The memorandum, filed on behalf of the Connecticut Department of Energy and Environmental Protection, responds to a challenge by the State of New York seeking to block the site designation.
According to an official statement from the Office of Attorney General William Tong, “Long Island Sound dredging is crucial to Connecticut’s maritime economy, with major employers and stakeholders including Electric Boat, the Connecticut Port Authority, the Connecticut Harbor Management Association, the Cross Sound Ferry and others all weighing in in support. The United States Army Corps of Engineers found that without dredging, the ability to launch and build submarines in Groton would be eliminated.”
“The record is abundantly clear – the selection of the Eastern Long Island Sound Disposal Site was done properly and lawfully and must proceed. Thousands of maritime jobs and billions of dollars in revenue depend on the ability to dredge and safely deposit materials. This challenge is without merit, and must not be allowed to impede our state’s maritime economy,” said Tong.

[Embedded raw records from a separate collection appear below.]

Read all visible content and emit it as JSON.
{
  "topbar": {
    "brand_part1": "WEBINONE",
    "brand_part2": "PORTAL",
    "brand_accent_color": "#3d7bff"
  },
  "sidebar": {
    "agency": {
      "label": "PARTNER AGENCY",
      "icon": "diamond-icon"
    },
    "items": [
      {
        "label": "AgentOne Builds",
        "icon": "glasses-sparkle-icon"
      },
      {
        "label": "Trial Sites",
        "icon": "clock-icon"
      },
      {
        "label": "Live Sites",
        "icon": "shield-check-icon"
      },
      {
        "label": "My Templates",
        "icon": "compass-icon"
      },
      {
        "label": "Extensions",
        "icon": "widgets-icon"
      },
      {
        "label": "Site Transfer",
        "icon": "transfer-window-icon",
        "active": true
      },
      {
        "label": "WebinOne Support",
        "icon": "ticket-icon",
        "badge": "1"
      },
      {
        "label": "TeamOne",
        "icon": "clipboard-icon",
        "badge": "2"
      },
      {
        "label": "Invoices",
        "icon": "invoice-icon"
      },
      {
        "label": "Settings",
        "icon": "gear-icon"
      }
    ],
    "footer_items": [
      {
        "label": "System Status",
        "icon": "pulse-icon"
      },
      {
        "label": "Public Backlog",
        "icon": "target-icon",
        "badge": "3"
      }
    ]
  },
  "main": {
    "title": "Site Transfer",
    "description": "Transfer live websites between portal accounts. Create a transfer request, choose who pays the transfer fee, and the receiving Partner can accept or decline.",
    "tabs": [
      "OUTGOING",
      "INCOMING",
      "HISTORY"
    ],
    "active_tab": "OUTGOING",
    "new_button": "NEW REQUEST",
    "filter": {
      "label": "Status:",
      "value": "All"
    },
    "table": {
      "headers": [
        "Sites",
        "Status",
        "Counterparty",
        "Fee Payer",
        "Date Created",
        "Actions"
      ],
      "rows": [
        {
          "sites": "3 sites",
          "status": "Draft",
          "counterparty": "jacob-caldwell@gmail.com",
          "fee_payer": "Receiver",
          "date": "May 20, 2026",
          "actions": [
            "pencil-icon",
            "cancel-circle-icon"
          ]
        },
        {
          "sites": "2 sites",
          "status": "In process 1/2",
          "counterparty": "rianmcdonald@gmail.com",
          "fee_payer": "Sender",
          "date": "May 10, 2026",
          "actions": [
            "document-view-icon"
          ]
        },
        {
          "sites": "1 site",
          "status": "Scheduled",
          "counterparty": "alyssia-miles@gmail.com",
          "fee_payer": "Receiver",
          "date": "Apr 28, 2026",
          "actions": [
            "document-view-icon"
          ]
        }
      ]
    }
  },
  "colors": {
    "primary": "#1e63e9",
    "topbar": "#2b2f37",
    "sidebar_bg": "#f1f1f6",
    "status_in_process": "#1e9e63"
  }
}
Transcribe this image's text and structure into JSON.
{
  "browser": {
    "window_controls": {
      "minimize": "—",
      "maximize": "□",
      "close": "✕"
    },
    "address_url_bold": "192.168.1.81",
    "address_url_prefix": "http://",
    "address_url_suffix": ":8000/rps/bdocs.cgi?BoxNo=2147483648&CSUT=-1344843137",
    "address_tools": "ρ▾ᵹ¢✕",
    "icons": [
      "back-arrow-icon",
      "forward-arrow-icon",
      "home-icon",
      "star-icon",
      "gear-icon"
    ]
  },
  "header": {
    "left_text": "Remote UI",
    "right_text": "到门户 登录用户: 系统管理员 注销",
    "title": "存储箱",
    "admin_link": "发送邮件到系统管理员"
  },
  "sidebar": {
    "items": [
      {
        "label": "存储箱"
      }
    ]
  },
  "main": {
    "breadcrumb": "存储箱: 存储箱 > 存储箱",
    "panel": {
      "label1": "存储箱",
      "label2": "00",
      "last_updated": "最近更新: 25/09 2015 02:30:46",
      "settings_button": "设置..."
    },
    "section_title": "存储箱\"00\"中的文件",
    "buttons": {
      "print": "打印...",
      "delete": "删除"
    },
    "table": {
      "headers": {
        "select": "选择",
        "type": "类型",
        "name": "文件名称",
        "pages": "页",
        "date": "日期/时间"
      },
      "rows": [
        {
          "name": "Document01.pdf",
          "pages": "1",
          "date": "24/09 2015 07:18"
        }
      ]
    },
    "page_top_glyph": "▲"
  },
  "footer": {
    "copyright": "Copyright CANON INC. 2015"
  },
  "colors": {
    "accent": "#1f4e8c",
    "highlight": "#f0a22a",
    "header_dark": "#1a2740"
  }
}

In drafting the memorandum, the Office of the Attorney General worked in coordination with Congressman Joe Courtney, whose office helped document the depth of economic impact and stakeholder support from the maritime business community.